Orphaned orangutans are removed from their natural state in the wild where they receive important nutrients from their mother’s milk. They also are traumatized by the loss of their mothers and the loss of the constant close contact which is a hallmark of wild orangutan development. OFI does its best to give orphans the nutrients and care that they need but some suffer more than others. A special program for orangutans who require extra attention outside of general needs is a significant part of OFI’s ongoing care These orangutans often receive extra attention and are also given extra nutrition. Malnutrition can manifest itself in many ways. Some orangutans are thin, may have less hair, exhibit dry skin,or display other visual cues suggestive of ill health. Abraham’s small size may have been an indicator of some malnutritional issues. Our team has worked hard to find Abraham the extra supplements that are helping him catch up to some of the other orangutans his age. In the last year our staff,veterinary and otherwise,have found that a mix of extra porridge, soy milk, and liquid protein in the form of VipAlbumin has been giving Abraham what he needs!
The proof is in the scales. Abraham has gained weight over the last six months. He has become bigger and stronger with an increased appetite. As always,he goes into the forest with Kent and Lady Gilbert. He can often be seen playing vigorously with them between bouts of foraging for termites , an excellent source of wild protein.
OFI’s special care team will continue to monitor Abraham’s improving development over the coming months.

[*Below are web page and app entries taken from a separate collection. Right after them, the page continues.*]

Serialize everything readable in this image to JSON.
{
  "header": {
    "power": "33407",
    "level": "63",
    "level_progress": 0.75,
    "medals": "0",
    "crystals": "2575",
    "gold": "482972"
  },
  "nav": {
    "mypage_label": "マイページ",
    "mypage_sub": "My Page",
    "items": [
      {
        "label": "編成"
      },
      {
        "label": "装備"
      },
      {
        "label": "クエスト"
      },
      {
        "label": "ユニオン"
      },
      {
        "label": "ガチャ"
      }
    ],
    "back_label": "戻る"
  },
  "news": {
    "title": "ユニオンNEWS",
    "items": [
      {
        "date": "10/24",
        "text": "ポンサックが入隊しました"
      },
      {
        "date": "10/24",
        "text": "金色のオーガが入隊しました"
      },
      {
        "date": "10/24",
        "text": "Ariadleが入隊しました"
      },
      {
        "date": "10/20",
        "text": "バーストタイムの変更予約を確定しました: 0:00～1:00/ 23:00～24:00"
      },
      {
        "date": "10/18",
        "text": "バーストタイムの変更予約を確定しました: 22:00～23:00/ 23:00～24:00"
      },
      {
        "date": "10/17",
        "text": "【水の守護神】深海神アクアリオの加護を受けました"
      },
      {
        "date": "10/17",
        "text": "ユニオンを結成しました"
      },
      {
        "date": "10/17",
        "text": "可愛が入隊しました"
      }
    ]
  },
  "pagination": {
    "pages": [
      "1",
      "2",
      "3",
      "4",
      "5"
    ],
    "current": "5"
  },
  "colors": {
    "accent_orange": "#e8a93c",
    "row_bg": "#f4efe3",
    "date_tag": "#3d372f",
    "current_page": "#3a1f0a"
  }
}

We look forward to the day when Abraham, Kent, and Lady Gilbert can return to the wild and live their lives together in the forest, should they choose.